[Entries from a dataset of interfaces]
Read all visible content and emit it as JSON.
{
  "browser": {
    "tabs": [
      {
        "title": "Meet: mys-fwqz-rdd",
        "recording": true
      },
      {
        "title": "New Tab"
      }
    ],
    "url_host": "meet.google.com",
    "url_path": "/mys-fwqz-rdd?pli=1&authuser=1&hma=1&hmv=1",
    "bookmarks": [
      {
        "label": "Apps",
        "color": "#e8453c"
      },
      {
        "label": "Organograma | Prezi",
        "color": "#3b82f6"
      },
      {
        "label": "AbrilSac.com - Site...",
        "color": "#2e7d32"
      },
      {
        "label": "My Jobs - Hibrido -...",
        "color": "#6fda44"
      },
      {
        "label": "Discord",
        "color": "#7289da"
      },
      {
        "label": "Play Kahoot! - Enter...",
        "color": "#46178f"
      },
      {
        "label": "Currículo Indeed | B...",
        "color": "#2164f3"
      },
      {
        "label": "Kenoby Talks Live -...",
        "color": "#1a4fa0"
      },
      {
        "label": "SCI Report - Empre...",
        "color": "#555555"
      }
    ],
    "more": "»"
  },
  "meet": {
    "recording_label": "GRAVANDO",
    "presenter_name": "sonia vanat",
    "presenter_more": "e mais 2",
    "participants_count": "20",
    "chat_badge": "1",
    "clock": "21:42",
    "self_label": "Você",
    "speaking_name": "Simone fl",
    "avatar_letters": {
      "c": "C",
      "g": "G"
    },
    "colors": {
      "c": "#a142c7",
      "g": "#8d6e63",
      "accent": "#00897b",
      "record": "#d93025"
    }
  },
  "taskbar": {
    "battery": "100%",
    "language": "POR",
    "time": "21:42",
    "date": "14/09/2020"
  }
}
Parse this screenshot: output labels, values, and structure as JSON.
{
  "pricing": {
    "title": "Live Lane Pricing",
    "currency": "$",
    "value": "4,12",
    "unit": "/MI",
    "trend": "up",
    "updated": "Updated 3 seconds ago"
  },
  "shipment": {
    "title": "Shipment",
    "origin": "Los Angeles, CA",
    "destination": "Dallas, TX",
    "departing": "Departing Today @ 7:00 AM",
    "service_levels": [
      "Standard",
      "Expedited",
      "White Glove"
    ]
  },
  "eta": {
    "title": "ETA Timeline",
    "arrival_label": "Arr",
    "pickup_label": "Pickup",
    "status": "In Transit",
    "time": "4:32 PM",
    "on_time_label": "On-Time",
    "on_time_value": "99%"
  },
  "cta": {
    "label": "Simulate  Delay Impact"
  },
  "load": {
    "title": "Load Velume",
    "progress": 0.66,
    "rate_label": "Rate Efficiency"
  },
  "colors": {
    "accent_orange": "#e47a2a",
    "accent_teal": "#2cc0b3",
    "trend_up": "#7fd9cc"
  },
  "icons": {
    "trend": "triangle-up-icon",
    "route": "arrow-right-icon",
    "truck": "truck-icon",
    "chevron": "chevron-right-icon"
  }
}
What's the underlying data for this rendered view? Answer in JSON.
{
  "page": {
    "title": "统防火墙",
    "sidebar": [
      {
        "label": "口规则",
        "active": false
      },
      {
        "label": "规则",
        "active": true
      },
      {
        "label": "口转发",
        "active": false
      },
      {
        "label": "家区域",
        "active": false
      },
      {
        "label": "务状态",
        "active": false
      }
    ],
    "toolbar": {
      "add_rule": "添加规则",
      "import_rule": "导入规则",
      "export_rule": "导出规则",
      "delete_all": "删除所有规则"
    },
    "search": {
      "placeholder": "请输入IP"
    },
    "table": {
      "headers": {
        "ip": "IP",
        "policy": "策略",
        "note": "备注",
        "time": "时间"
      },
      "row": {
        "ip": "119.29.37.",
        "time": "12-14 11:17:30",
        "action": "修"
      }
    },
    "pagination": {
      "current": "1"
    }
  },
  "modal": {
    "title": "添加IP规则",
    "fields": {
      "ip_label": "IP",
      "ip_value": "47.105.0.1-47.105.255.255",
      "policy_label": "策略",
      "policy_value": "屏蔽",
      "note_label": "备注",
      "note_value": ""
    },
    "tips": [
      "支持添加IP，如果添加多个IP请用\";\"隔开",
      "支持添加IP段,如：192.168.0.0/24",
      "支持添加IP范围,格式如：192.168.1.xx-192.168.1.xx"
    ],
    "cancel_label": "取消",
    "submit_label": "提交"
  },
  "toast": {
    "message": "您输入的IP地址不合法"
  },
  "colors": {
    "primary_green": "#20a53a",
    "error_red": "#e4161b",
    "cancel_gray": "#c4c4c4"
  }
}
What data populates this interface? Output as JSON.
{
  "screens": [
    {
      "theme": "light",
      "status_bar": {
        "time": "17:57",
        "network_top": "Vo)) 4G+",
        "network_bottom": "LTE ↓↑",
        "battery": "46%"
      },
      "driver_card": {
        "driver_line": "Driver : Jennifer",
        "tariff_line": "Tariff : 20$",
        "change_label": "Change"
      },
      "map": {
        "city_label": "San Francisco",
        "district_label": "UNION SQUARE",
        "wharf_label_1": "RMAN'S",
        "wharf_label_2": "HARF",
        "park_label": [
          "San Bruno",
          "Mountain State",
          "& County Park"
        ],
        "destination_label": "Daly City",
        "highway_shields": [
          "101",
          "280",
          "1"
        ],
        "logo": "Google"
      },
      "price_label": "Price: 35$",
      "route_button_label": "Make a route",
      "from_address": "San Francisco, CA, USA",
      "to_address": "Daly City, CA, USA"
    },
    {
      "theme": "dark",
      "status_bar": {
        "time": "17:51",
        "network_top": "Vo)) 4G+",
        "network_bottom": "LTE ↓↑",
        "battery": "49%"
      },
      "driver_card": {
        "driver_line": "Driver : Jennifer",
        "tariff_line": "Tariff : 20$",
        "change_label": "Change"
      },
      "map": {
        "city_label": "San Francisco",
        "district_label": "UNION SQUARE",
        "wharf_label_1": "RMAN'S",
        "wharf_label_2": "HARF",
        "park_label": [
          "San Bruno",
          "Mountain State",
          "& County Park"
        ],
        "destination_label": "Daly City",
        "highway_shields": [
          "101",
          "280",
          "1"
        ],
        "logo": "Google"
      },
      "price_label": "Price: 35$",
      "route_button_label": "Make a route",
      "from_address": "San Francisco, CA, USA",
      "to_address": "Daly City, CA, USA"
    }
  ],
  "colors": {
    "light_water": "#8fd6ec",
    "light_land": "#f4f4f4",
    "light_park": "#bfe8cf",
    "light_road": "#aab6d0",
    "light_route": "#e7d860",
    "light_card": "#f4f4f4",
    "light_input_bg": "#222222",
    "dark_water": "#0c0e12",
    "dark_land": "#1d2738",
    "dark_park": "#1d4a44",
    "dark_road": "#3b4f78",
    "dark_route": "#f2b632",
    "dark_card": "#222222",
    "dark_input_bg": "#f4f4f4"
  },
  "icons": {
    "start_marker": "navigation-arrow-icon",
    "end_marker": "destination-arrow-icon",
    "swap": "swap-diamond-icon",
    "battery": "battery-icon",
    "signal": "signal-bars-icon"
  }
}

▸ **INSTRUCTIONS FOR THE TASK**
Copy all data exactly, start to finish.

▸ **RESPONSE TO THIS TASK**
Read all visible content and emit it as JSON.
{
  "browser": {
    "tabs": [
      {
        "title": "Meet: mys-fwqz-rdd",
        "recording": true
      },
      {
        "title": "New Tab"
      }
    ],
    "url_host": "meet.google.com",
    "url_path": "/mys-fwqz-rdd?pli=1&authuser=1&hma=1&hmv=1",
    "bookmarks": [
      {
        "label": "Apps",
        "color": "#e8453c"
      },
      {
        "label": "Organograma | Prezi",
        "color": "#3b82f6"
      },
      {
        "label": "AbrilSac.com - Site...",
        "color": "#2e7d32"
      },
      {
        "label": "My Jobs - Hibrido -...",
        "color": "#6fda44"
      },
      {
        "label": "Discord",
        "color": "#7289da"
      },
      {
        "label": "Play Kahoot! - Enter...",
        "color": "#46178f"
      },
      {
        "label": "Currículo Indeed | B...",
        "color": "#2164f3"
      },
      {
        "label": "Kenoby Talks Live -...",
        "color": "#1a4fa0"
      },
      {
        "label": "SCI Report - Empre...",
        "color": "#555555"
      }
    ],
    "more": "»"
  },
  "meet": {
    "recording_label": "GRAVANDO",
    "presenter_name": "sonia vanat",
    "presenter_more": "e mais 2",
    "participants_count": "20",
    "chat_badge": "1",
    "clock": "21:42",
    "self_label": "Você",
    "speaking_name": "Simone fl",
    "avatar_letters": {
      "c": "C",
      "g": "G"
    },
    "colors": {
      "c": "#a142c7",
      "g": "#8d6e63",
      "accent": "#00897b",
      "record": "#d93025"
    }
  },
  "taskbar": {
    "battery": "100%",
    "language": "POR",
    "time": "21:42",
    "date": "14/09/2020"
  }
}
Parse this screenshot: output labels, values, and structure as JSON.
{
  "pricing": {
    "title": "Live Lane Pricing",
    "currency": "$",
    "value": "4,12",
    "unit": "/MI",
    "trend": "up",
    "updated": "Updated 3 seconds ago"
  },
  "shipment": {
    "title": "Shipment",
    "origin": "Los Angeles, CA",
    "destination": "Dallas, TX",
    "departing": "Departing Today @ 7:00 AM",
    "service_levels": [
      "Standard",
      "Expedited",
      "White Glove"
    ]
  },
  "eta": {
    "title": "ETA Timeline",
    "arrival_label": "Arr",
    "pickup_label": "Pickup",
    "status": "In Transit",
    "time": "4:32 PM",
    "on_time_label": "On-Time",
    "on_time_value": "99%"
  },
  "cta": {
    "label": "Simulate  Delay Impact"
  },
  "load": {
    "title": "Load Velume",
    "progress": 0.66,
    "rate_label": "Rate Efficiency"
  },
  "colors": {
    "accent_orange": "#e47a2a",
    "accent_teal": "#2cc0b3",
    "trend_up": "#7fd9cc"
  },
  "icons": {
    "trend": "triangle-up-icon",
    "route": "arrow-right-icon",
    "truck": "truck-icon",
    "chevron": "chevron-right-icon"
  }
}
What's the underlying data for this rendered view? Answer in JSON.
{
  "page": {
    "title": "统防火墙",
    "sidebar": [
      {
        "label": "口规则",
        "active": false
      },
      {
        "label": "规则",
        "active": true
      },
      {
        "label": "口转发",
        "active": false
      },
      {
        "label": "家区域",
        "active": false
      },
      {
        "label": "务状态",
        "active": false
      }
    ],
    "toolbar": {
      "add_rule": "添加规则",
      "import_rule": "导入规则",
      "export_rule": "导出规则",
      "delete_all": "删除所有规则"
    },
    "search": {
      "placeholder": "请输入IP"
    },
    "table": {
      "headers": {
        "ip": "IP",
        "policy": "策略",
        "note": "备注",
        "time": "时间"
      },
      "row": {
        "ip": "119.29.37.",
        "time": "12-14 11:17:30",
        "action": "修"
      }
    },
    "pagination": {
      "current": "1"
    }
  },
  "modal": {
    "title": "添加IP规则",
    "fields": {
      "ip_label": "IP",
      "ip_value": "47.105.0.1-47.105.255.255",
      "policy_label": "策略",
      "policy_value": "屏蔽",
      "note_label": "备注",
      "note_value": ""
    },
    "tips": [
      "支持添加IP，如果添加多个IP请用\";\"隔开",
      "支持添加IP段,如：192.168.0.0/24",
      "支持添加IP范围,格式如：192.168.1.xx-192.168.1.xx"
    ],
    "cancel_label": "取消",
    "submit_label": "提交"
  },
  "toast": {
    "message": "您输入的IP地址不合法"
  },
  "colors": {
    "primary_green": "#20a53a",
    "error_red": "#e4161b",
    "cancel_gray": "#c4c4c4"
  }
}
What data populates this interface? Output as JSON.
{
  "screens": [
    {
      "theme": "light",
      "status_bar": {
        "time": "17:57",
        "network_top": "Vo)) 4G+",
        "network_bottom": "LTE ↓↑",
        "battery": "46%"
      },
      "driver_card": {
        "driver_line": "Driver : Jennifer",
        "tariff_line": "Tariff : 20$",
        "change_label": "Change"
      },
      "map": {
        "city_label": "San Francisco",
        "district_label": "UNION SQUARE",
        "wharf_label_1": "RMAN'S",
        "wharf_label_2": "HARF",
        "park_label": [
          "San Bruno",
          "Mountain State",
          "& County Park"
        ],
        "destination_label": "Daly City",
        "highway_shields": [
          "101",
          "280",
          "1"
        ],
        "logo": "Google"
      },
      "price_label": "Price: 35$",
      "route_button_label": "Make a route",
      "from_address": "San Francisco, CA, USA",
      "to_address": "Daly City, CA, USA"
    },
    {
      "theme": "dark",
      "status_bar": {
        "time": "17:51",
        "network_top": "Vo)) 4G+",
        "network_bottom": "LTE ↓↑",
        "battery": "49%"
      },
      "driver_card": {
        "driver_line": "Driver : Jennifer",
        "tariff_line": "Tariff : 20$",
        "change_label": "Change"
      },
      "map": {
        "city_label": "San Francisco",
        "district_label": "UNION SQUARE",
        "wharf_label_1": "RMAN'S",
        "wharf_label_2": "HARF",
        "park_label": [
          "San Bruno",
          "Mountain State",
          "& County Park"
        ],
        "destination_label": "Daly City",
        "highway_shields": [
          "101",
          "280",
          "1"
        ],
        "logo": "Google"
      },
      "price_label": "Price: 35$",
      "route_button_label": "Make a route",
      "from_address": "San Francisco, CA, USA",
      "to_address": "Daly City, CA, USA"
    }
  ],
  "colors": {
    "light_water": "#8fd6ec",
    "light_land": "#f4f4f4",
    "light_park": "#bfe8cf",
    "light_road": "#aab6d0",
    "light_route": "#e7d860",
    "light_card": "#f4f4f4",
    "light_input_bg": "#222222",
    "dark_water": "#0c0e12",
    "dark_land": "#1d2738",
    "dark_park": "#1d4a44",
    "dark_road": "#3b4f78",
    "dark_route": "#f2b632",
    "dark_card": "#222222",
    "dark_input_bg": "#f4f4f4"
  },
  "icons": {
    "start_marker": "navigation-arrow-icon",
    "end_marker": "destination-arrow-icon",
    "swap": "swap-diamond-icon",
    "battery": "battery-icon",
    "signal": "signal-bars-icon"
  }
}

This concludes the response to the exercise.